**EXERCISE DESCRIPTION**
Locate every line in the records below that holds the word "title" and return each one.

**MATERIAL SHOWN**
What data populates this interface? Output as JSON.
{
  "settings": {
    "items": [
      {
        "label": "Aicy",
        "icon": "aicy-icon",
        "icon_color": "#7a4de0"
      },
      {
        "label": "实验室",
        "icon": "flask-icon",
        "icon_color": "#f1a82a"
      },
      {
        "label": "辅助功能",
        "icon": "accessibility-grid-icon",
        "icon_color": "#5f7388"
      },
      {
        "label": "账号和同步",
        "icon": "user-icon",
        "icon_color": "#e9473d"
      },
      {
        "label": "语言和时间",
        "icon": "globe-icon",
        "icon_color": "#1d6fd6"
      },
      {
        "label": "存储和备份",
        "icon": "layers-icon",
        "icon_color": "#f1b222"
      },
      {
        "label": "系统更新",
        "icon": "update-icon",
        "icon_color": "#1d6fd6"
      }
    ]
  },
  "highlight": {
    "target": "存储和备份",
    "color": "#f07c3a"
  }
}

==

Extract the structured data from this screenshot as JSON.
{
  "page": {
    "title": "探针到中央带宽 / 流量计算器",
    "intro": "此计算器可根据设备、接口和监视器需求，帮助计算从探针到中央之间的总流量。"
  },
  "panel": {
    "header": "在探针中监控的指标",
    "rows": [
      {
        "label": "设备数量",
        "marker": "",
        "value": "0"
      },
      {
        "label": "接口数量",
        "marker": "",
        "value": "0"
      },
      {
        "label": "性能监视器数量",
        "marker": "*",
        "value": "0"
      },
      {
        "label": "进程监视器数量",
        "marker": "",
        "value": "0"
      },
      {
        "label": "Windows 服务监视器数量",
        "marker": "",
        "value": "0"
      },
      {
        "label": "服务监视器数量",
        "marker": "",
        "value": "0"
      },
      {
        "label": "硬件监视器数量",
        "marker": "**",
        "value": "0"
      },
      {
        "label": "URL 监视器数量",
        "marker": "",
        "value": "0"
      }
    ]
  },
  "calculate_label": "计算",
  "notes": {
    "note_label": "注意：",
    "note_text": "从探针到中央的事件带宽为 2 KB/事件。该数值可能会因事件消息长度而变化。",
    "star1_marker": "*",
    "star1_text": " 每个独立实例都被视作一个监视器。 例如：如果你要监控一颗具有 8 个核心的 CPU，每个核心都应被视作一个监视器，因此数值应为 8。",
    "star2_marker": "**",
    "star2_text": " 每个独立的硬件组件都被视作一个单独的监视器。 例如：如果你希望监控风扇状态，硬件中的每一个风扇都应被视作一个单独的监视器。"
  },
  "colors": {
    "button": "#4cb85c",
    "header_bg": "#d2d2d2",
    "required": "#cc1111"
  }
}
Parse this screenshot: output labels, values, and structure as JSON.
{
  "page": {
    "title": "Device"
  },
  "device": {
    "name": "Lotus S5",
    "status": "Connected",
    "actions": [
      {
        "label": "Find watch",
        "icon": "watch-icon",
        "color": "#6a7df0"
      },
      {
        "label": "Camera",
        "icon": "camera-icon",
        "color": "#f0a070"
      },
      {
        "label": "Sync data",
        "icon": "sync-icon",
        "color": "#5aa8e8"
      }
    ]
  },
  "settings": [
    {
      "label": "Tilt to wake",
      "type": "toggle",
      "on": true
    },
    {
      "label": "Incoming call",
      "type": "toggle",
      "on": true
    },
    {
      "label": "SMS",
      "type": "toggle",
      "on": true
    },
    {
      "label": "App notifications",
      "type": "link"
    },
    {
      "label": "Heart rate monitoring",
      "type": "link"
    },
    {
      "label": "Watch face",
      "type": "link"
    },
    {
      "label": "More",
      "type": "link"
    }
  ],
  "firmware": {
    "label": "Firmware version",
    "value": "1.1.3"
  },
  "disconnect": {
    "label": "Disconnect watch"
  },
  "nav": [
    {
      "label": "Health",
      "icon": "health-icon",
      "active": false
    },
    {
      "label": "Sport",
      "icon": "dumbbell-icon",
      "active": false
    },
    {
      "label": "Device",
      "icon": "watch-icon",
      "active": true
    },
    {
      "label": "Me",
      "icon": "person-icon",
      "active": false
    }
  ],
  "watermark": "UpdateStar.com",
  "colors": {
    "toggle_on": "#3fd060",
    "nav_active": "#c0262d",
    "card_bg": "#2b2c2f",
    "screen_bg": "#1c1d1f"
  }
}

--

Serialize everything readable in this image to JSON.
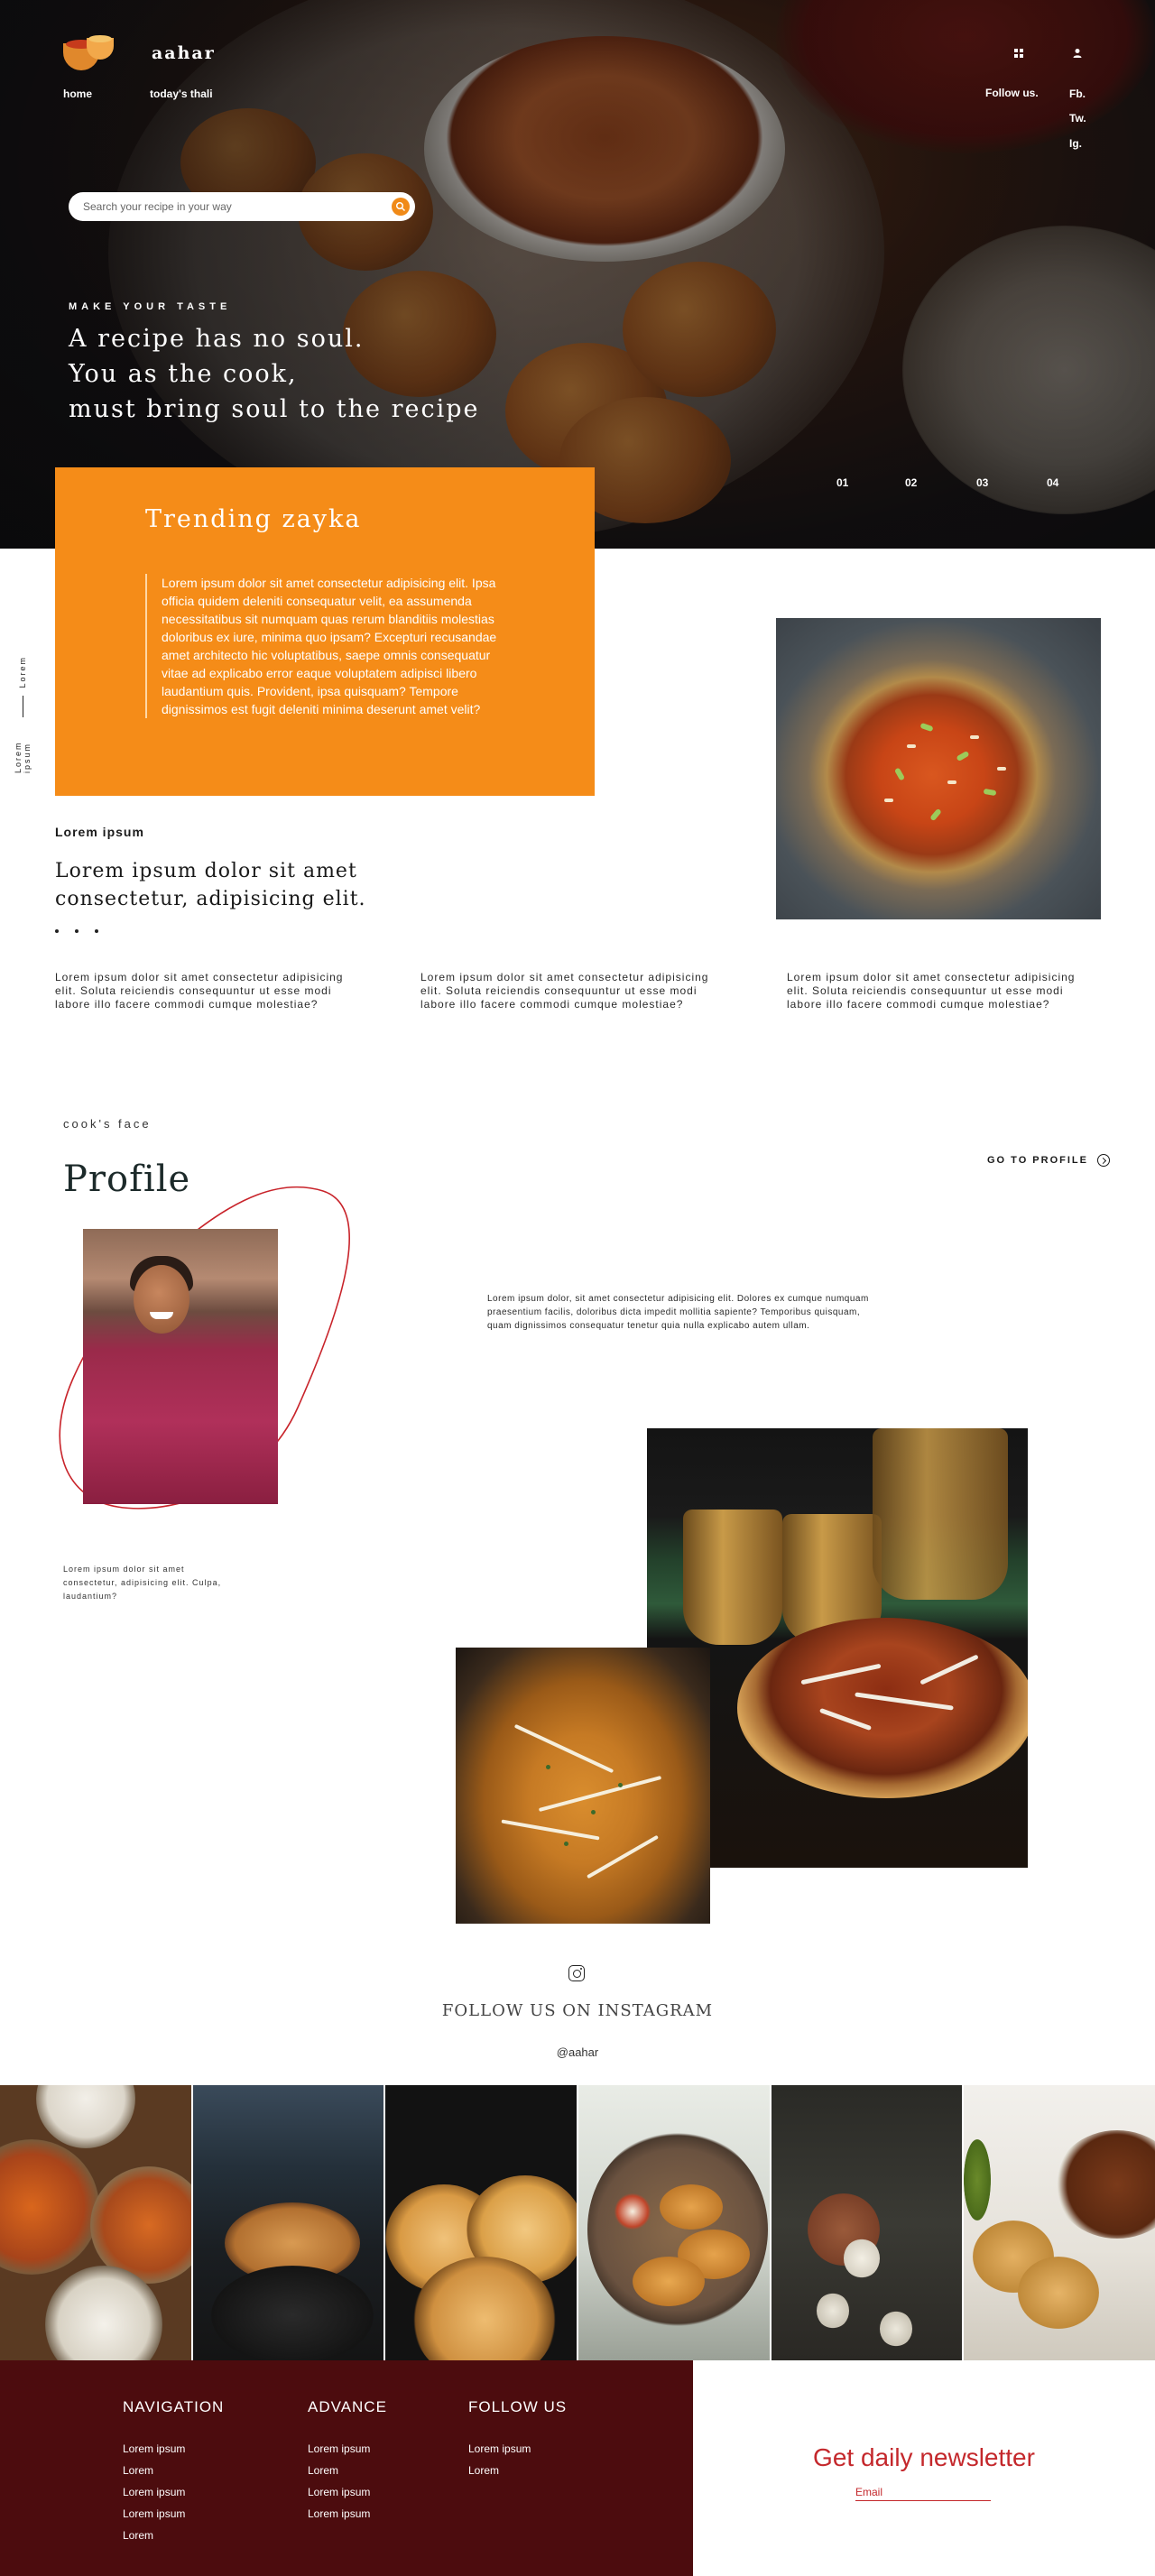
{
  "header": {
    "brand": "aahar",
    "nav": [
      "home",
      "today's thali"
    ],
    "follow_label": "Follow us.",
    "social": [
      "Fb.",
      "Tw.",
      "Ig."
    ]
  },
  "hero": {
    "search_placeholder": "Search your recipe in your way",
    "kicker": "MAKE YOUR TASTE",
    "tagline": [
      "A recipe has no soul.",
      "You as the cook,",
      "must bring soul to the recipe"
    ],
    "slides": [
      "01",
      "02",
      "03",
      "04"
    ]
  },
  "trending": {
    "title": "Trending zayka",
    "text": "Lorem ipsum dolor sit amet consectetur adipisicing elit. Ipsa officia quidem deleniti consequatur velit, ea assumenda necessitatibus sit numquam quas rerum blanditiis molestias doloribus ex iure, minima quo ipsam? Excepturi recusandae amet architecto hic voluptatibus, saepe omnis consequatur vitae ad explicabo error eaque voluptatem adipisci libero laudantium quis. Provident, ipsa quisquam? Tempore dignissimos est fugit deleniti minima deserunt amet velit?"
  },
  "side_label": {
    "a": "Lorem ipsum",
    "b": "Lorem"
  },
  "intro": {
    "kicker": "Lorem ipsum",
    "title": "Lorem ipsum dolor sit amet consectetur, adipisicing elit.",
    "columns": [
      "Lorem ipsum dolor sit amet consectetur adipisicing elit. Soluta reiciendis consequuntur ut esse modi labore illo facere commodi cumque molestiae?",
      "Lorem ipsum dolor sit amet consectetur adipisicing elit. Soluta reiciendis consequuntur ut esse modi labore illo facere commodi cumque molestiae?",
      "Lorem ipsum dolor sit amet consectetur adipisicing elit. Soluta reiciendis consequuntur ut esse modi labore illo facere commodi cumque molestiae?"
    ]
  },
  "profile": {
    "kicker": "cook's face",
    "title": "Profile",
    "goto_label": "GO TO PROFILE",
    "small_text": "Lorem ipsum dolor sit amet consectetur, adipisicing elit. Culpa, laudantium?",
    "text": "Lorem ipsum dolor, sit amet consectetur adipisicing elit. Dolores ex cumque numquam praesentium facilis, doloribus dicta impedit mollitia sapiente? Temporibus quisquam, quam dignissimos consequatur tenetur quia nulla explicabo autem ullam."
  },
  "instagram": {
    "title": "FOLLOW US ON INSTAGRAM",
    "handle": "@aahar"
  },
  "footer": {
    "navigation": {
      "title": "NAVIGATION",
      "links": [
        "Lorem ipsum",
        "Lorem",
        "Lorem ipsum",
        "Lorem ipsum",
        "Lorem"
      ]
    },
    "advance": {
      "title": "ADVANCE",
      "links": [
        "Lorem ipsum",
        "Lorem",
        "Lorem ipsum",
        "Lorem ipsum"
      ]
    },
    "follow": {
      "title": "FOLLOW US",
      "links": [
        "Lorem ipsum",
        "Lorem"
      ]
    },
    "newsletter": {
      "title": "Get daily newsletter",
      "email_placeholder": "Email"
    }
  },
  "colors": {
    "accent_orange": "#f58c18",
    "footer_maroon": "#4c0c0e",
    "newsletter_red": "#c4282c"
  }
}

**SOLVED EXERCISE**
    "title": "探针到中央带宽 / 流量计算器",
    "title": "Device"
    "title": "Trending zayka",
    "title": "Lorem ipsum dolor sit amet consectetur, adipisicing elit.",
    "title": "Profile",
    "title": "FOLLOW US ON INSTAGRAM",
      "title": "NAVIGATION",
      "title": "ADVANCE",
      "title": "FOLLOW US",
      "title": "Get daily newsletter",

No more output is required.